POSTCOMMODITY
Date: Wednesday February 17, 2016
When: 5-7 pm
Where: Della Davidson Dance Studio (beside the Nelson Gallery)

Hacking the Coordinates: Positionality and the Repellent Fence

Postcommodity is an interdisciplinary arts collective composed of Raven Chacon, Cristóbal Martínez, and Kade L. Twist (2015 USA Art fellow) and based in the southwestern United States. The collective operates through a shared indigenous lens that engages the assaultive manifestations of the global market. Postcommodity works to forge new metaphors to rationalize our shared experiences within an increasingly challenging contemporary environment. Through indigenous narratives of cultural self-determination, Postcommodity pushes back against the ever-increasing velocities and complex forms of violence that have colonized the 21st century.
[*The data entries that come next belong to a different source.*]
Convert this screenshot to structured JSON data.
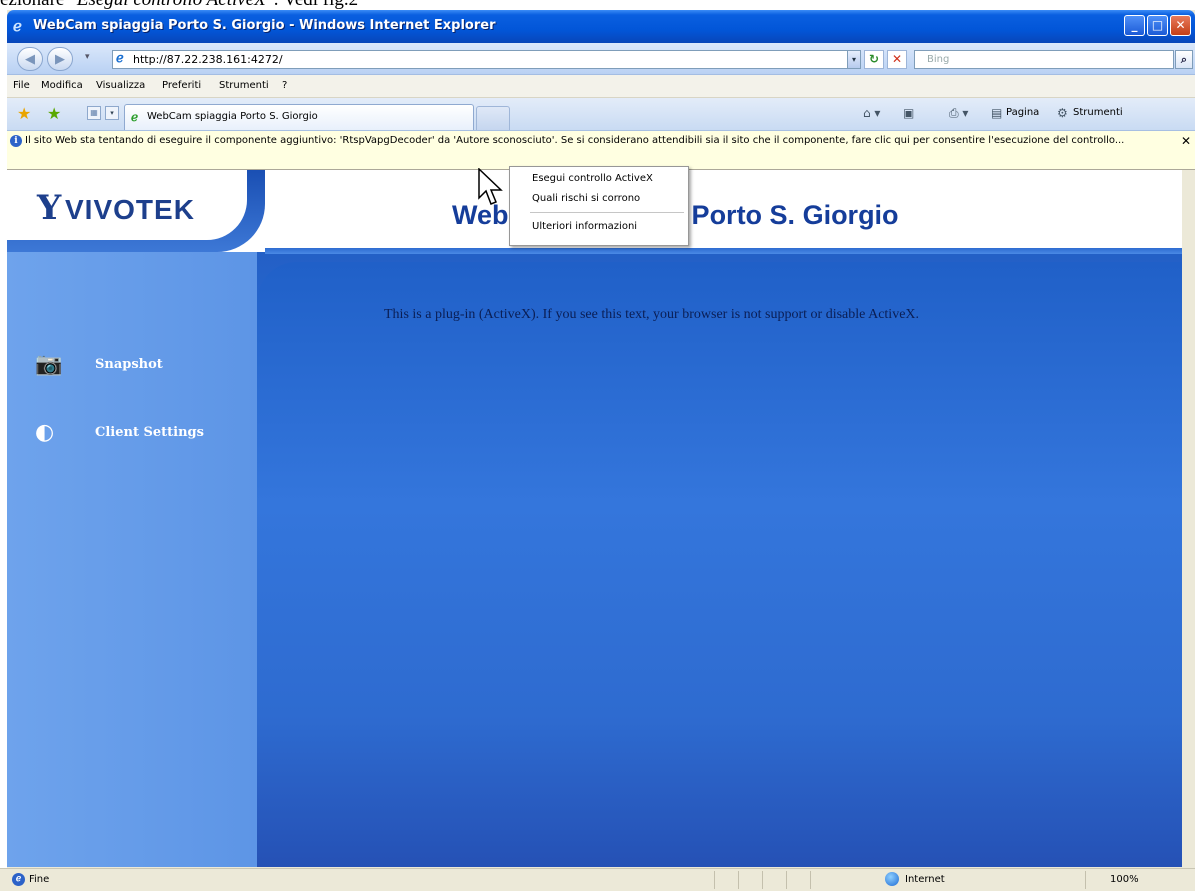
{
  "caption": {
    "plain": "ezionare \"",
    "italic": "Esegui controllo ActiveX",
    "tail": "\": Vedi fig.2"
  },
  "window": {
    "title": "WebCam spiaggia Porto S. Giorgio - Windows Internet Explorer",
    "controls": {
      "minimize": "_",
      "maximize": "□",
      "close": "✕"
    }
  },
  "address_bar": {
    "url": "http://87.22.238.161:4272/",
    "search_placeholder": "Bing"
  },
  "menu": [
    "File",
    "Modifica",
    "Visualizza",
    "Preferiti",
    "Strumenti",
    "?"
  ],
  "tab": {
    "label": "WebCam spiaggia Porto S. Giorgio"
  },
  "command_bar": {
    "page": "Pagina",
    "tools": "Strumenti"
  },
  "info_bar": {
    "text": "Il sito Web sta tentando di eseguire il componente aggiuntivo: 'RtspVapgDecoder' da 'Autore sconosciuto'. Se si considerano attendibili sia il sito che il componente, fare clic qui per consentire l'esecuzione del controllo..."
  },
  "context_menu": {
    "items": [
      "Esegui controllo ActiveX",
      "Quali rischi si corrono",
      "Ulteriori informazioni"
    ]
  },
  "page": {
    "logo": "VIVOTEK",
    "title": "WebCam spiaggia Porto S. Giorgio",
    "activex_message": "This is a plug-in (ActiveX). If you see this text, your browser is not support or disable ActiveX.",
    "nav": [
      "Snapshot",
      "Client Settings"
    ]
  },
  "status_bar": {
    "status": "Fine",
    "zone": "Internet",
    "zoom": "100%"
  },
  "colors": {
    "title_bar": "#0256d8",
    "page_background": "#2f72d9",
    "info_bar": "#ffffe1"
  }
}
postcommodity.com

They will present a talk on their Piece called Repellent Fence:

Repellent Fence – 2015.

Land art installation and community engagement (Earth, cinder block, para-cord, pvc spheres, helium).

Installation view, US/Mexico Border, Douglas, Arizona / Agua Prieta, Sonora.
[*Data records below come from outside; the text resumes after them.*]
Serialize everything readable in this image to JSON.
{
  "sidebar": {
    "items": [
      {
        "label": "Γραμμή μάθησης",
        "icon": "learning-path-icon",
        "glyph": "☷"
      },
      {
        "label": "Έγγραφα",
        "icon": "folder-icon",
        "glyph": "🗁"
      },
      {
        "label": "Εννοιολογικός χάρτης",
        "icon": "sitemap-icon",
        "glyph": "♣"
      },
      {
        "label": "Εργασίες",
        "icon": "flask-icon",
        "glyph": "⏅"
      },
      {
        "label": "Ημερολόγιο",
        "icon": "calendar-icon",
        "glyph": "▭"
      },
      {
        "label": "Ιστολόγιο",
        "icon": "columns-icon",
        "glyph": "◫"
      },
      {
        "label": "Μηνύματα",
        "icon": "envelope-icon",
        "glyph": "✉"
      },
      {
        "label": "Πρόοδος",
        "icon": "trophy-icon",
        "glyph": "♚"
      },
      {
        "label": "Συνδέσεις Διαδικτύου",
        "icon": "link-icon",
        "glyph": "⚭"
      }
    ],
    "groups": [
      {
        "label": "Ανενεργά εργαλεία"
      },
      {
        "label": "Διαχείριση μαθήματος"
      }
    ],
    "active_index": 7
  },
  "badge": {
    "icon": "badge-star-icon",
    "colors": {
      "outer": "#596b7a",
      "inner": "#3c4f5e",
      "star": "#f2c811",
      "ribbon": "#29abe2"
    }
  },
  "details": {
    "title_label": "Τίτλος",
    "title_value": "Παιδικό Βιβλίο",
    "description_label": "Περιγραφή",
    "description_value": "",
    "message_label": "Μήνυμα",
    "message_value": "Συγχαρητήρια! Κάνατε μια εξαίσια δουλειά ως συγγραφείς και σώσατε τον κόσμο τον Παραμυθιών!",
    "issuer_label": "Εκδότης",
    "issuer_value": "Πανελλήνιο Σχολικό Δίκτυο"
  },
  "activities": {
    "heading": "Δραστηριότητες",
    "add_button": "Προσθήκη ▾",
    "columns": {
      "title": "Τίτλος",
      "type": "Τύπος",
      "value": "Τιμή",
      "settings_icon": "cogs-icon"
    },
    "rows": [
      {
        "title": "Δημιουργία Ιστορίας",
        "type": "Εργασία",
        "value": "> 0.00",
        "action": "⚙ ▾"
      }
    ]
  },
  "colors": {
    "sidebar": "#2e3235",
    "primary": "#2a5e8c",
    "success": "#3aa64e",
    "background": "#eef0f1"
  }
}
The Repellent Fence is a social collaborative project among individuals, communities, institutional organizations, publics, and sovereigns that culminate with the establishment of a large-scale temporary monument located near Douglas, Arizona and Agua Prieta, Sonora. This 2 mile long ephemeral land-art installation is comprised of 26 tethered balloons, that are each 10 feet in diameter, and float 50 feet above the desert landscape. The balloons that comprise Repellent Fence are enlarged replicas of an ineffective bird repellent product. Coincidently, these balloons use indigenous medicine colors and iconography — the same graphic used by indigenous peoples from South America to Canada for thousands of years. The purpose of this monument is to bi-directionally reach across the U.S./Mexico border as a suture that stitches the peoples of the Americas together—symbolically demonstrating the interconnectedness of the Western Hemisphere by recognizing the land, indigenous peoples, history, relationships, movement and communication.